Googleman and my SIL had been coming up every weekend. The social worker, who was a pill, had made it clear early on that I had undertaken too much responsibility, but at least she organized Sailorman to commit to a turn for a week in early August, to give me a week's vacation while the children were away. August came, and Sailorman came on duty with the two platoons of round-the-clock health aides plus a housekeeper, while I went to a summer choral workshop in Vermont. Sailorman later told me that it was the hardest week of his life, but also the best. I found great solace in music, as always.
Just before I left, Oma, who was quite weak by now, asked me what funeral arrangement had been made. I hold her "the boys" (her sons) had made the arrangements at a funeral home she knew in Manhattan. She winced and said, "Oh, such a long trip." I held my breath. She didn't laugh, so I didn't either. She was too exhausted to even notice humor, so I just babbled on about how it would be easier for her non-driving friends to attend.
When I returned from Vermont, Oma went into a coma (no, it doesn't really rhyme). Sailorman was there. Googleman and my SIL came the next day. My son's camp session ended the third day; he got home in time to say goodbye to his grandmother, and she revived just to say goodbye to him. Christine advised no more aides, their work was done: we should be family alone together for the end, which would only be in another day or two. We set up a round-the-clock rotating vigil, I heard my first "death rattle" in Oma's breathing, and she died peacefully on my SIL's watch.

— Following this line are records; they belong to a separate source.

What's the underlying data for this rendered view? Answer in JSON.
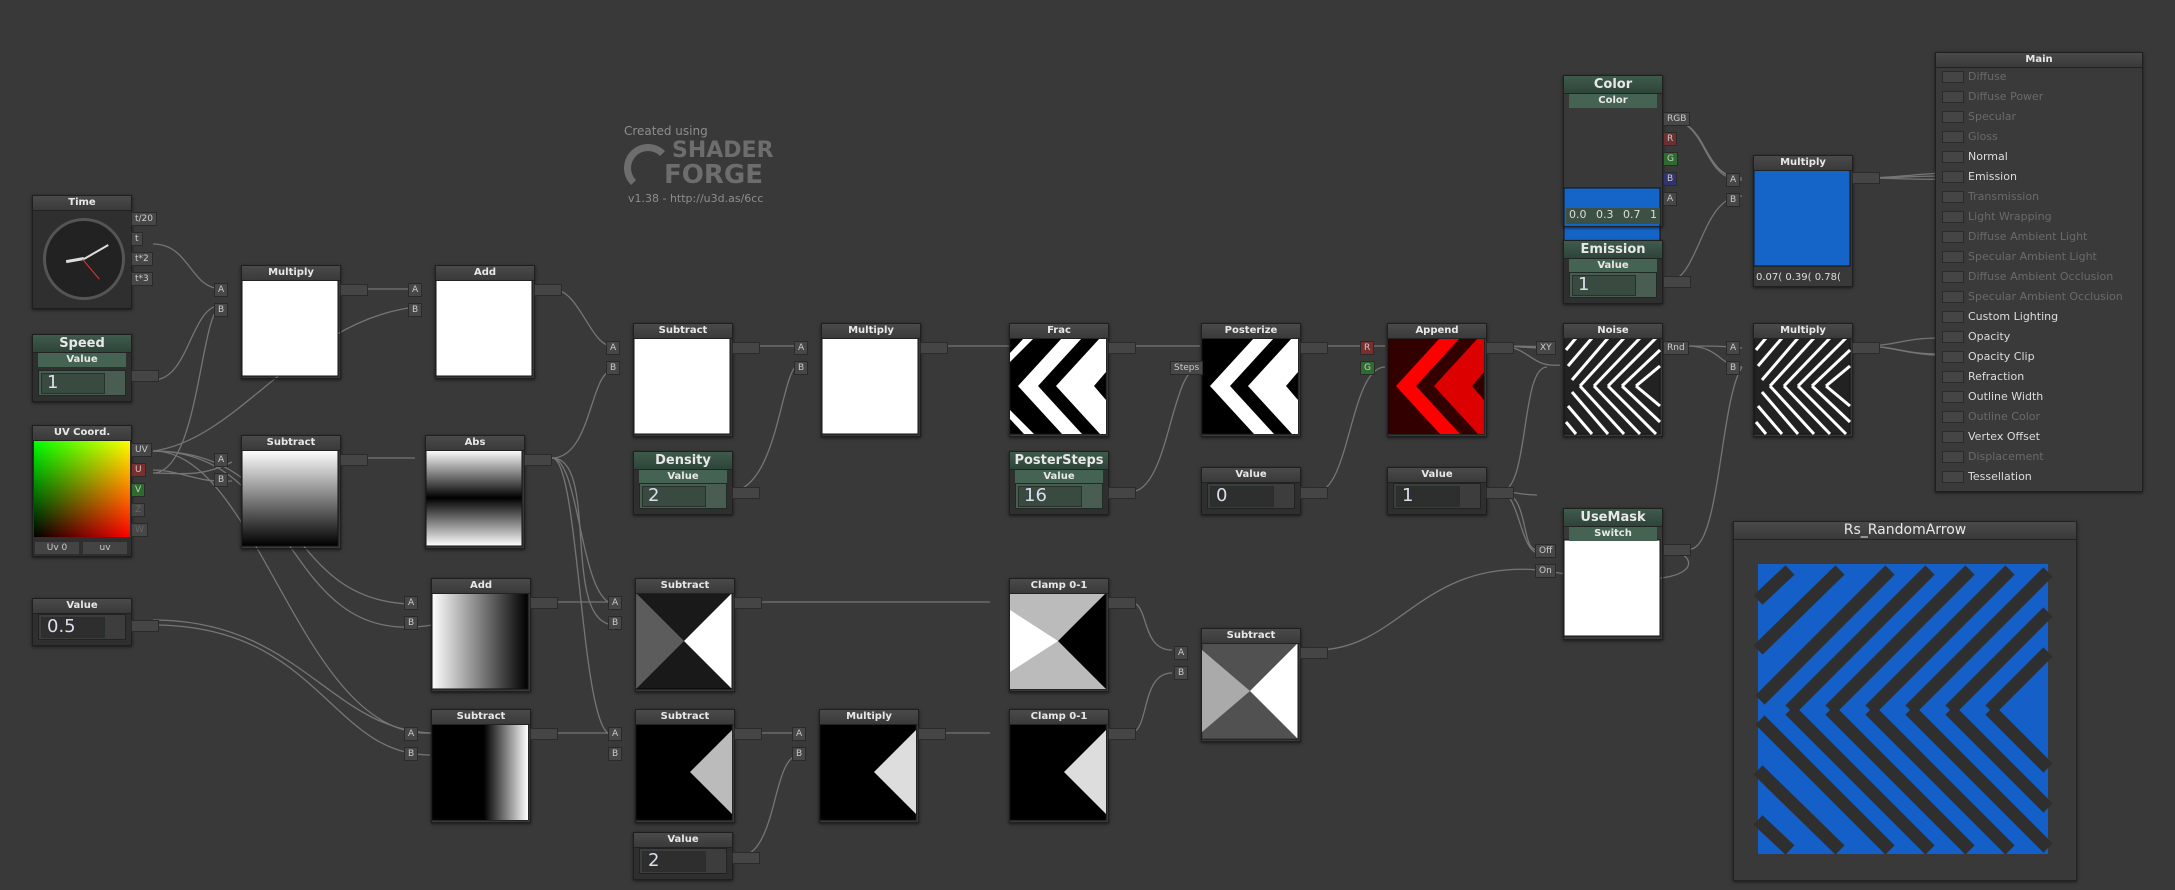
{
  "watermark": {
    "created": "Created using",
    "logo_line1": "SHADER",
    "logo_line2": "FORGE",
    "version": "v1.38 - http://u3d.as/6cc"
  },
  "nodes": {
    "time": {
      "title": "Time",
      "outs": [
        "t/20",
        "t",
        "t*2",
        "t*3"
      ]
    },
    "speed": {
      "title": "Speed",
      "sub": "Value",
      "value": "1"
    },
    "uv": {
      "title": "UV Coord.",
      "outs": [
        "UV",
        "U",
        "V",
        "Z",
        "W"
      ],
      "ch": "Uv 0",
      "mode": "uv"
    },
    "half": {
      "title": "Value",
      "value": "0.5"
    },
    "multiply1": {
      "title": "Multiply"
    },
    "add1": {
      "title": "Add"
    },
    "subtract1": {
      "title": "Subtract"
    },
    "abs": {
      "title": "Abs"
    },
    "subtract2": {
      "title": "Subtract"
    },
    "density": {
      "title": "Density",
      "sub": "Value",
      "value": "2"
    },
    "multiply2": {
      "title": "Multiply"
    },
    "frac": {
      "title": "Frac"
    },
    "postersteps": {
      "title": "PosterSteps",
      "sub": "Value",
      "value": "16"
    },
    "posterize": {
      "title": "Posterize",
      "steps": "Steps"
    },
    "value0": {
      "title": "Value",
      "value": "0"
    },
    "append": {
      "title": "Append",
      "r": "R",
      "g": "G"
    },
    "value1": {
      "title": "Value",
      "value": "1"
    },
    "noise": {
      "title": "Noise",
      "xy": "XY",
      "rnd": "Rnd"
    },
    "multiply3": {
      "title": "Multiply"
    },
    "add2": {
      "title": "Add"
    },
    "subtract3": {
      "title": "Subtract"
    },
    "clamp1": {
      "title": "Clamp 0-1"
    },
    "subtract4": {
      "title": "Subtract"
    },
    "subtract5": {
      "title": "Subtract"
    },
    "multiply4": {
      "title": "Multiply"
    },
    "clamp2": {
      "title": "Clamp 0-1"
    },
    "value2": {
      "title": "Value",
      "value": "2"
    },
    "subtract6": {
      "title": "Subtract"
    },
    "color": {
      "title": "Color",
      "sub": "Color",
      "outs": [
        "RGB",
        "R",
        "G",
        "B",
        "A"
      ],
      "vals": [
        "0.0",
        "0.3",
        "0.7",
        "1"
      ],
      "swatch": "#1565c8"
    },
    "emission": {
      "title": "Emission",
      "sub": "Value",
      "value": "1"
    },
    "multiply5": {
      "title": "Multiply",
      "vals": "0.07( 0.39( 0.78("
    },
    "usemask": {
      "title": "UseMask",
      "sub": "Switch",
      "off": "Off",
      "on": "On"
    },
    "preview": {
      "title": "Rs_RandomArrow",
      "bg": "#1460c8"
    }
  },
  "ports": {
    "a": "A",
    "b": "B"
  },
  "main": {
    "title": "Main",
    "inputs": [
      {
        "label": "Diffuse",
        "on": false
      },
      {
        "label": "Diffuse Power",
        "on": false
      },
      {
        "label": "Specular",
        "on": false
      },
      {
        "label": "Gloss",
        "on": false
      },
      {
        "label": "Normal",
        "on": true
      },
      {
        "label": "Emission",
        "on": true
      },
      {
        "label": "Transmission",
        "on": false
      },
      {
        "label": "Light Wrapping",
        "on": false
      },
      {
        "label": "Diffuse Ambient Light",
        "on": false
      },
      {
        "label": "Specular Ambient Light",
        "on": false
      },
      {
        "label": "Diffuse Ambient Occlusion",
        "on": false
      },
      {
        "label": "Specular Ambient Occlusion",
        "on": false
      },
      {
        "label": "Custom Lighting",
        "on": true
      },
      {
        "label": "Opacity",
        "on": true
      },
      {
        "label": "Opacity Clip",
        "on": true
      },
      {
        "label": "Refraction",
        "on": true
      },
      {
        "label": "Outline Width",
        "on": true
      },
      {
        "label": "Outline Color",
        "on": false
      },
      {
        "label": "Vertex Offset",
        "on": true
      },
      {
        "label": "Displacement",
        "on": false
      },
      {
        "label": "Tessellation",
        "on": true
      }
    ]
  }
}
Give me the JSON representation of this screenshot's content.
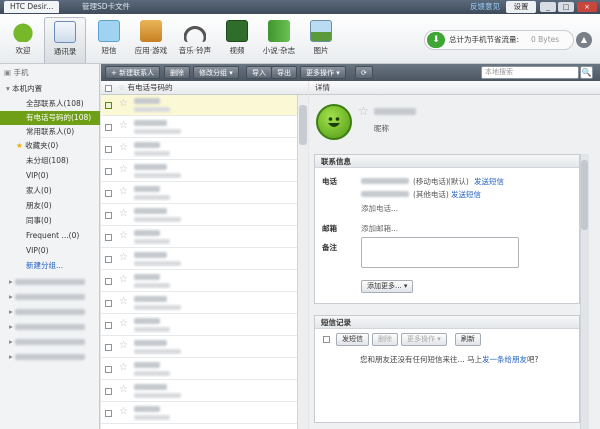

The Rabbi came with us on the "long trip" to the funeral. He was taken aback when we told him that Oma definitely wanted to be cremated. She and my Dad had bought niches in a cemetary columbarium together decades ago, and Dad's ashes were already there. "It's not the Jewish way." But none of us was about to go against her wishes, so the Rabbi said he would lead the funeral home memorial service but not the cremation. OK, fine. After our eulogies, the Rabbi had a change of heart, and came with us to lead the Kaddish too.